So, I thought I’d share my findings here in hopes they’d be useful for others.
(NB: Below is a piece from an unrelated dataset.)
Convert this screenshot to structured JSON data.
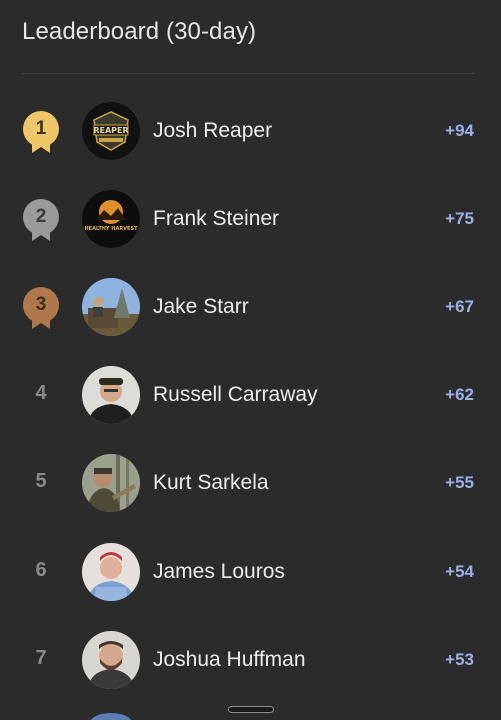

Once, I replaced a Windows Vista Business x86 no-brand machine for a user with a new Windows Vista Business x64 HP Pavilion machine.  The swap went well, and the user logged in and got his desktop and settings just like in his old machine.  At logoff however, I noticed it was very fast, and the usual 30 seconds to a minute the system takes to write the roaming profile to the server just wasn’t there.  No error message or event ID was present in this case, and had I not been paying attention and known better, I would have concluded “wow, this new machine is fast” and been done with it!  So, I looked on the server and noticed the last time the ntuser.dat file was written was when he had last logged off his old computer.  So, I Googled for a long time and finally found someone with an HP computer who had the same problem and who had to disable the “NVIDIA Display Driver Service” from msconfig/services tab.  When I implemented this workaround, the roaming profile started to get written to the server again at logoff.  And, the service has been disabled ever since with no adverse effect and no impact that I can tell.  This was reported to HP and they advised they would fix it.  I do not know the status of this case however.
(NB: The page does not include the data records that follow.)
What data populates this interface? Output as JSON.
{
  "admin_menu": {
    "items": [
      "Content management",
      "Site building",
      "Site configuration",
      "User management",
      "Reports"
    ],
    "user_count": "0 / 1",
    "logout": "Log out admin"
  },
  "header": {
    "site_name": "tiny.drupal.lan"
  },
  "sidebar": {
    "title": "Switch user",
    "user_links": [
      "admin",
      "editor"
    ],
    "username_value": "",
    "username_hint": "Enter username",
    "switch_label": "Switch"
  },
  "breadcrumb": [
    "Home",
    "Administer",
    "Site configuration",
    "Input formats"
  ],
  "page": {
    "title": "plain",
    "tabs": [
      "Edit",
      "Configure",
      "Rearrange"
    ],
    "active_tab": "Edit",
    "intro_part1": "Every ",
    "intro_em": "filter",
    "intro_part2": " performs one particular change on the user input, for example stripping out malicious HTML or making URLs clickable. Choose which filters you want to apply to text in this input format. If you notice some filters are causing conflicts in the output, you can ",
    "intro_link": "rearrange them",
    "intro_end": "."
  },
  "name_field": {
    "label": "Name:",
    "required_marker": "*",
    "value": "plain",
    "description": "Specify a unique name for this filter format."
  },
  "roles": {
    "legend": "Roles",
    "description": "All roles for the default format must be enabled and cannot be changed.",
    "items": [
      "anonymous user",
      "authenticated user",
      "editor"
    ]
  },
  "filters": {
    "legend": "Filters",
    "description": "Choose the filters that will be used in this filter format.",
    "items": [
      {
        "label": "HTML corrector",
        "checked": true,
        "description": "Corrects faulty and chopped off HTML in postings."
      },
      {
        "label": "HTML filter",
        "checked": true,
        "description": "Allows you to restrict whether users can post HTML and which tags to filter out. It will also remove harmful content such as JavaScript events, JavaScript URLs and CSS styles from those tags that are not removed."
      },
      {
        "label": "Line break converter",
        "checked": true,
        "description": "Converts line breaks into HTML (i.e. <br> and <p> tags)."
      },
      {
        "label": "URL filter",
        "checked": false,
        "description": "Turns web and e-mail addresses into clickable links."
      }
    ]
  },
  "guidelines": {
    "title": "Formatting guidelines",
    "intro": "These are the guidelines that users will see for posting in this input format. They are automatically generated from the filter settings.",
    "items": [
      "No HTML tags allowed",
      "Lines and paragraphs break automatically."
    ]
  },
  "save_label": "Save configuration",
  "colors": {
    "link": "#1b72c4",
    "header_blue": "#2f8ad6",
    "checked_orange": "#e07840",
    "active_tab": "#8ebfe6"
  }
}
Another time, on my own machine, I got an error message at logoff that my roaming profile was not completely synchronized with the server.  I therefore checked the server and found ntuser.dat had indeed been updated when I logged off.  I logged back in and then got a balloon pop up in systray which indicated that I was logged on with a temporary profile.  I went to the even log and found many event ID 1509 errors followed by 1504 corresponding to the previous logoff.  The event 1509 errors were “Windows cannot copy file C:\Users\username\AppData\Roaming\Macromedia\Flash Player\#SharedObjects\TSACWEND\…” “The filename or extension is too long”.  So, I looked into this directory and indeed found many nested folders under this.  Basically, this is cached data from my previous training session I had just taken at Cisco elementk.  The training was apparently based on Flash and had cached too many levels of folders, which prevented the roaming profile mechanism from copying them to the server.  Because I was done with the course and did not need these “cookie-like” files anymore, I deleted the “” folder and did a logoff.  No further errors!
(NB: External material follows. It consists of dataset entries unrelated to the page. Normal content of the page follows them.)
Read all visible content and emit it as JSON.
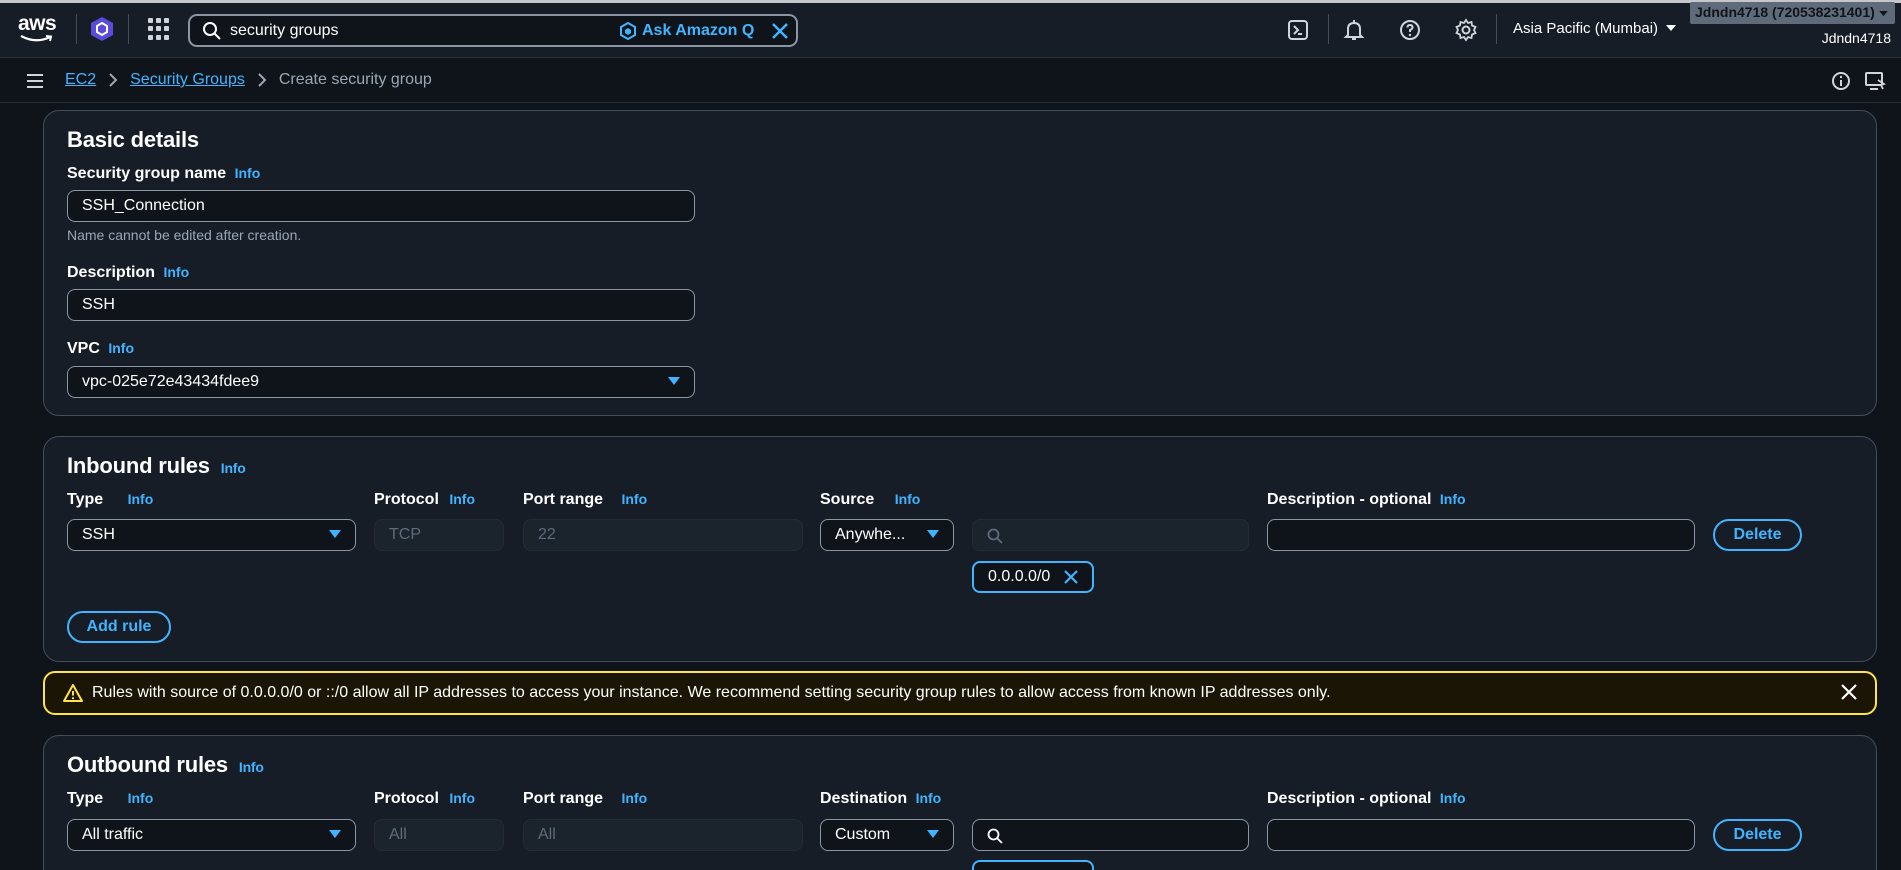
{
  "topnav": {
    "logo_text": "aws",
    "search_value": "security groups",
    "ask_q": "Ask Amazon Q",
    "region": "Asia Pacific (Mumbai)",
    "account": "Jdndn4718 (720538231401)",
    "username": "Jdndn4718",
    "icons": [
      "cloudshell-icon",
      "bell-icon",
      "help-icon",
      "gear-icon"
    ]
  },
  "breadcrumb": {
    "items": [
      "EC2",
      "Security Groups"
    ],
    "current": "Create security group"
  },
  "basic": {
    "title": "Basic details",
    "name_label": "Security group name",
    "name_value": "SSH_Connection",
    "name_hint": "Name cannot be edited after creation.",
    "desc_label": "Description",
    "desc_value": "SSH",
    "vpc_label": "VPC",
    "vpc_value": "vpc-025e72e43434fdee9"
  },
  "info": "Info",
  "inbound": {
    "title": "Inbound rules",
    "col_type": "Type",
    "col_protocol": "Protocol",
    "col_port": "Port range",
    "col_source": "Source",
    "col_desc": "Description - optional",
    "type_value": "SSH",
    "protocol_value": "TCP",
    "port_value": "22",
    "source_value": "Anywhe...",
    "cidr_token": "0.0.0.0/0",
    "delete": "Delete",
    "add_rule": "Add rule"
  },
  "warning": {
    "text": "Rules with source of 0.0.0.0/0 or ::/0 allow all IP addresses to access your instance. We recommend setting security group rules to allow access from known IP addresses only.",
    "color": "#ffe347"
  },
  "outbound": {
    "title": "Outbound rules",
    "col_type": "Type",
    "col_protocol": "Protocol",
    "col_port": "Port range",
    "col_dest": "Destination",
    "col_desc": "Description - optional",
    "type_value": "All traffic",
    "protocol_value": "All",
    "port_value": "All",
    "dest_value": "Custom",
    "delete": "Delete"
  },
  "colors": {
    "accent": "#42b4ff",
    "background": "#0f141a",
    "panel": "#161d26"
  }
}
As you can see, roaming profiles can be a bit finicky, however, if you take the time to research the error, it is possible to fix without resorting to the more drastic measures suggested in some online forums.